I use a similar technique to control smoothness on a few tight shots and a crazy double mando tunnel shot at Lami. The difference is I don't use as explosive of a final step to get the hips turning. I worked on it since you and Mark gave the advice up until the morning of the tourney and one thing really stood out to me. If I concentrated on the foot speed only during the practice runup, then switched to thinking about shoulder position and arm slot for the actual throw, the feet just did their thing. Just kinda fell into place. Thanks again Sean.
"JimW wrote:
Every time I've ever tried to implement any of the advice from on here to get more distance on my drives it has ended up wrecking my game completely for a while.
Dookville
Tree Magnet
User avatar
 
Posts: 222
Joined: Fri Jan 07, 2011 1:42 am
Favorite Disc: PAIN

Re: Throwing from Uphill Tee pads

Postby JR » Wed May 18, 2011 7:45 am

So sorry to hear about your injury. Take care. In the meantime before you can play again please mull over this: I've heard again and again from many pros that practice putting like you play in competition. Wouldn't that also count for pre drive routine? Shouldn't you practice the throw only at a slower rate taking care of every part in practice and then throwing at real speed? My experience so far has been that once your form has become automated you only need to remind yourself. That means that in the actual drive you don't need to think of the footing, step length, shoulder positioning etc. Only aiming. And maybe timing of the finger pinch. But that ain't totally automated for me so far to the extent that i could trust it so i usually take the power degradation of not having a stronger automated pinch and instead pinch milder consciously a little earlier. I still get micro slips anyhow. The times i don't i usually miss with the conscious pinch but manage to autopinch.
Flat shots need running on the center line of the tee and planting each step on the center line. Anhyzer needs running from rear right to front left with the plant step hitting the ground to the left of the line you're running on. Hyzer is the mirror of that.
JR
Scandinavian Video Mafia
User avatar
 
Posts: 11492
Joined: Sun Mar 18, 2007 6:07 am
Location: Finland, sea level
Favorite Disc: About to ace

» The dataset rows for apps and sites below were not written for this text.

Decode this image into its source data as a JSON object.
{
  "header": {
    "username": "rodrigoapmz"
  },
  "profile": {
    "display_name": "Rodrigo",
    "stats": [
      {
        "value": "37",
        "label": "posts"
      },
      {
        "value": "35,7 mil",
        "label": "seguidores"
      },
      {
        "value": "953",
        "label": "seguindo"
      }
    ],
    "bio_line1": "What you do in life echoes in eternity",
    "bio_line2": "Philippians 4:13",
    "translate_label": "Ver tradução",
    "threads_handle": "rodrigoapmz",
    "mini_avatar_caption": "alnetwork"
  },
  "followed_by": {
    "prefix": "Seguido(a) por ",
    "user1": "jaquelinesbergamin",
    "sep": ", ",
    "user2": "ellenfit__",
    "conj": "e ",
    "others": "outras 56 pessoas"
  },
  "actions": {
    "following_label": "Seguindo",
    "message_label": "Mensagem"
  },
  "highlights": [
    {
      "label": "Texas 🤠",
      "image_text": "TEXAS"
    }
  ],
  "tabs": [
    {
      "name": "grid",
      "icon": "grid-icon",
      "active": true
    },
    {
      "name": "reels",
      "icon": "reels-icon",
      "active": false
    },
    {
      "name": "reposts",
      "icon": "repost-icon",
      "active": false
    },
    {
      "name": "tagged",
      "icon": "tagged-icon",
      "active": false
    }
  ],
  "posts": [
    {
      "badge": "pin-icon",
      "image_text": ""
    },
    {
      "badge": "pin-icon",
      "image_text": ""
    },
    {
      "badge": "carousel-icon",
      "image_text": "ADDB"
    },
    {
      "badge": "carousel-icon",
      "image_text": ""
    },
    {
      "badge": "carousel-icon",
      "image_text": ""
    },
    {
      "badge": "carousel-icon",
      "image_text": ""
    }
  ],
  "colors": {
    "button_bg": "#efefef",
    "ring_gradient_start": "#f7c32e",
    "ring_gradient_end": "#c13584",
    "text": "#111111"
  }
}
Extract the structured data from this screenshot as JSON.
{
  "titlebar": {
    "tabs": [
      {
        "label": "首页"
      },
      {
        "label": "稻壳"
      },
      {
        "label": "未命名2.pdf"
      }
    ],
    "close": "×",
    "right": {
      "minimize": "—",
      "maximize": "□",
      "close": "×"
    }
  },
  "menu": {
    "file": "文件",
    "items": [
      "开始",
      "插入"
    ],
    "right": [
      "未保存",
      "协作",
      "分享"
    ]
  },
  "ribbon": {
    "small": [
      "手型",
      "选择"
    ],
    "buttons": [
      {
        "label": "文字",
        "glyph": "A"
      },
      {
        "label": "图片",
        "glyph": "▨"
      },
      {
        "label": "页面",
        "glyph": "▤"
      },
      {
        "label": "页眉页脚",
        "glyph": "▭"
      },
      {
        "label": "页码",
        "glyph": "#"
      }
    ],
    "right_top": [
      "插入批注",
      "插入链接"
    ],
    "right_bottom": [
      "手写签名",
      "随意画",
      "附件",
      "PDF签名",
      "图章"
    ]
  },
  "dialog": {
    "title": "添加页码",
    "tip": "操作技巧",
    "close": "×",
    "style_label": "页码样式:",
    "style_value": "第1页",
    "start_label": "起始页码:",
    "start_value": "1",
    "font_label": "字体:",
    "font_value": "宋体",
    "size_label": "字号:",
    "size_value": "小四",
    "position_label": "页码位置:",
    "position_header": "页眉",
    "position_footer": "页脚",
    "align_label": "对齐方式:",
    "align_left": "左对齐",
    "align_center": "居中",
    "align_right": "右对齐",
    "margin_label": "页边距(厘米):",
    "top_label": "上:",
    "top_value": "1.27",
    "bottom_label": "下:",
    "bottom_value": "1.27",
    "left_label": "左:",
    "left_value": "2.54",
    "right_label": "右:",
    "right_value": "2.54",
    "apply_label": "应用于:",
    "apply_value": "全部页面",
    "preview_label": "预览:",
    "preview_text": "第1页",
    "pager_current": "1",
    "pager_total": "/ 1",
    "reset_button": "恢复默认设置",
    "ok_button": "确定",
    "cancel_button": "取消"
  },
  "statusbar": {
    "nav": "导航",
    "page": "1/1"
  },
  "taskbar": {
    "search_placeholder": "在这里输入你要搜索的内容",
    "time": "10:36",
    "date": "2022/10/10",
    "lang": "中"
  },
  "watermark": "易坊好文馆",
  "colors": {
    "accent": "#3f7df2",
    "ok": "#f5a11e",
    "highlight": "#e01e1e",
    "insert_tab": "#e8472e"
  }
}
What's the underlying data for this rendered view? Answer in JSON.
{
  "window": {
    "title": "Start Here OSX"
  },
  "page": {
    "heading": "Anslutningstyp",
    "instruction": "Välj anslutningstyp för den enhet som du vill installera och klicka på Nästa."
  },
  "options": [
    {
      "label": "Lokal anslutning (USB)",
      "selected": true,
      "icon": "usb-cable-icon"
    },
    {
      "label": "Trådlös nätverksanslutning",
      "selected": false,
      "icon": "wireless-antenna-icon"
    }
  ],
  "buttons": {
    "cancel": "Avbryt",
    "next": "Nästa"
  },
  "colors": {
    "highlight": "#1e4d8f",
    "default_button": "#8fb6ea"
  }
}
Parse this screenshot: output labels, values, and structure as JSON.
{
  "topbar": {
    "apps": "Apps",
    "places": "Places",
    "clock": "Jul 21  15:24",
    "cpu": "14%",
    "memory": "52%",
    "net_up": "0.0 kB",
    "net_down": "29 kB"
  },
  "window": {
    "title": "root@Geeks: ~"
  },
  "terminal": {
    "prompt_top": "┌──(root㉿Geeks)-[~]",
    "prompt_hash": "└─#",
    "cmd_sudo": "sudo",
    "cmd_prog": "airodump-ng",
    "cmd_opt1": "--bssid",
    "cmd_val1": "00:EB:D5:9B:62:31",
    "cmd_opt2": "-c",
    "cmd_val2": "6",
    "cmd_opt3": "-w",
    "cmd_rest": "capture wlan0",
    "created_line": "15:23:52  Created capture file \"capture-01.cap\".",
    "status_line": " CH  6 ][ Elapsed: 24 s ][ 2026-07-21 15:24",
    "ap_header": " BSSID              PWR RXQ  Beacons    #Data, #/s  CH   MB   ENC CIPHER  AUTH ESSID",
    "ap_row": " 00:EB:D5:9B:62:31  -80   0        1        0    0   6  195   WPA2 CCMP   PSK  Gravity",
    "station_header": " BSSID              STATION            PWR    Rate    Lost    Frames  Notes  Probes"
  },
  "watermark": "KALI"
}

Re: Throwing from Uphill Tee pads

Postby Sean40474 » Wed May 18, 2011 8:51 am

JR

I'm not sure I'm getting the concept of micro slips. Would you mind elaborating or pointing me to a thread that explains this? I'm not sure I remember reading any particulars even though I've seen it mentioned over a few threads. tia
It's all about discipline and focused practice!

masterbeato wrote:...900 feet, everybody is happy.
Sean40474
Colonel Cleavage
User avatar
 
Posts: 875
Joined: Wed Apr 21, 2010 12:06 pm
Location: North Alabama
Favorite Disc: PDGazelle/Comet/Pure

Next

Return to Technique

Who is online

Users browsing this forum: Yahoo [Bot] and 3 guests